Element data from apps and pages:
══════════════════════════════

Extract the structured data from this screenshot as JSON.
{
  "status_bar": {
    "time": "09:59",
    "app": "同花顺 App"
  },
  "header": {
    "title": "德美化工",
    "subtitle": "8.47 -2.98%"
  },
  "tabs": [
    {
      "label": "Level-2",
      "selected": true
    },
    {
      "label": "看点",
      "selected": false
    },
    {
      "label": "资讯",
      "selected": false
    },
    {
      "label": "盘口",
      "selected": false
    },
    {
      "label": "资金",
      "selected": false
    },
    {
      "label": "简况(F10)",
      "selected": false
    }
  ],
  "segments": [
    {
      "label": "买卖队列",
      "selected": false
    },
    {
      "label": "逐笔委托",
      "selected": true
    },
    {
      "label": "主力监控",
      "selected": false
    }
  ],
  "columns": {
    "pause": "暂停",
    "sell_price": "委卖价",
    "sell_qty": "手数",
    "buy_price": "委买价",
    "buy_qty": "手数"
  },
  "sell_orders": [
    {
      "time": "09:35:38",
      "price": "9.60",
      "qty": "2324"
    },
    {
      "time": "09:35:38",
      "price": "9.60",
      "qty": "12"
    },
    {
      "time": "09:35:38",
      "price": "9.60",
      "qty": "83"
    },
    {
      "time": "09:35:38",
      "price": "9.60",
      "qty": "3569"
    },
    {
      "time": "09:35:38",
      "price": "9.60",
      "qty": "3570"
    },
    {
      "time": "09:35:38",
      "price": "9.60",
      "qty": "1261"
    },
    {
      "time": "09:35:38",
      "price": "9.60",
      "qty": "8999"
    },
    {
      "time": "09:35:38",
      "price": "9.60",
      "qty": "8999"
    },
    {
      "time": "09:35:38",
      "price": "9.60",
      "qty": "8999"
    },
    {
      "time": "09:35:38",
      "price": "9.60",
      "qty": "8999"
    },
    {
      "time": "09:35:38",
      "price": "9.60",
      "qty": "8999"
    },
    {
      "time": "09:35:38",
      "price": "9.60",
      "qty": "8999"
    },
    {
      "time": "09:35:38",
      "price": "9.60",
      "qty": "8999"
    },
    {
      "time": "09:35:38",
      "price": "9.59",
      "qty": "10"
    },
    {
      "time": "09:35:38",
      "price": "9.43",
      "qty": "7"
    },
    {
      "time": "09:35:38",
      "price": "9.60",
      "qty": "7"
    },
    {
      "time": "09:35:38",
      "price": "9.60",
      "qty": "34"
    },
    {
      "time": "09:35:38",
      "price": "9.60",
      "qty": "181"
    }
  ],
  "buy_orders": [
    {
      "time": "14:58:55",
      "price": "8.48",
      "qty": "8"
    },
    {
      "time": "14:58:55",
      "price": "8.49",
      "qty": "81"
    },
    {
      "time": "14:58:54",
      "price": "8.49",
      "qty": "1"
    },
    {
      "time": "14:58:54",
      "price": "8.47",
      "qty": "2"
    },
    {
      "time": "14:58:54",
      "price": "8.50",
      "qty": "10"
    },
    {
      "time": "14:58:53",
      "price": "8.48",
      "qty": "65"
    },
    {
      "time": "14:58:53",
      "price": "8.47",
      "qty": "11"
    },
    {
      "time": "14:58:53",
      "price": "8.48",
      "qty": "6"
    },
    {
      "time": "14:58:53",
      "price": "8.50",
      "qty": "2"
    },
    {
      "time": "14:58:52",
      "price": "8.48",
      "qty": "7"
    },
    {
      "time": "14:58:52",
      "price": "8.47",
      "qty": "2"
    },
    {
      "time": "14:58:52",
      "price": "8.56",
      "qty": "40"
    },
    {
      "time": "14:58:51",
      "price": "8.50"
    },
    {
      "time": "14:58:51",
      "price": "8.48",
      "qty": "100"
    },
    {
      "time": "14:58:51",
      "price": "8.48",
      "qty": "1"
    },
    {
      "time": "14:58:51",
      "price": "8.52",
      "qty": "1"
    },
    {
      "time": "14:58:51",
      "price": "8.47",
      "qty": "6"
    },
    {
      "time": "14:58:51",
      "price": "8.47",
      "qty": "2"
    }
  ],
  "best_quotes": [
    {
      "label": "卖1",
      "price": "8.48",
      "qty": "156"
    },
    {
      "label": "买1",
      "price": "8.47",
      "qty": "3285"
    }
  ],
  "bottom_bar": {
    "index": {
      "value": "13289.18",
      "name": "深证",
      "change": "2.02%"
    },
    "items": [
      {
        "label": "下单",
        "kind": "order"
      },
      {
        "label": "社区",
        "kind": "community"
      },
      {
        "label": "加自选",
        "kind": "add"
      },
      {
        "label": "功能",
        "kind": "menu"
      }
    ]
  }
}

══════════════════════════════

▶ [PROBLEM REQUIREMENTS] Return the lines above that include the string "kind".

▶ [SOLUTION BELOW]
        "kind": "order"
        "kind": "community"
        "kind": "add"
        "kind": "menu"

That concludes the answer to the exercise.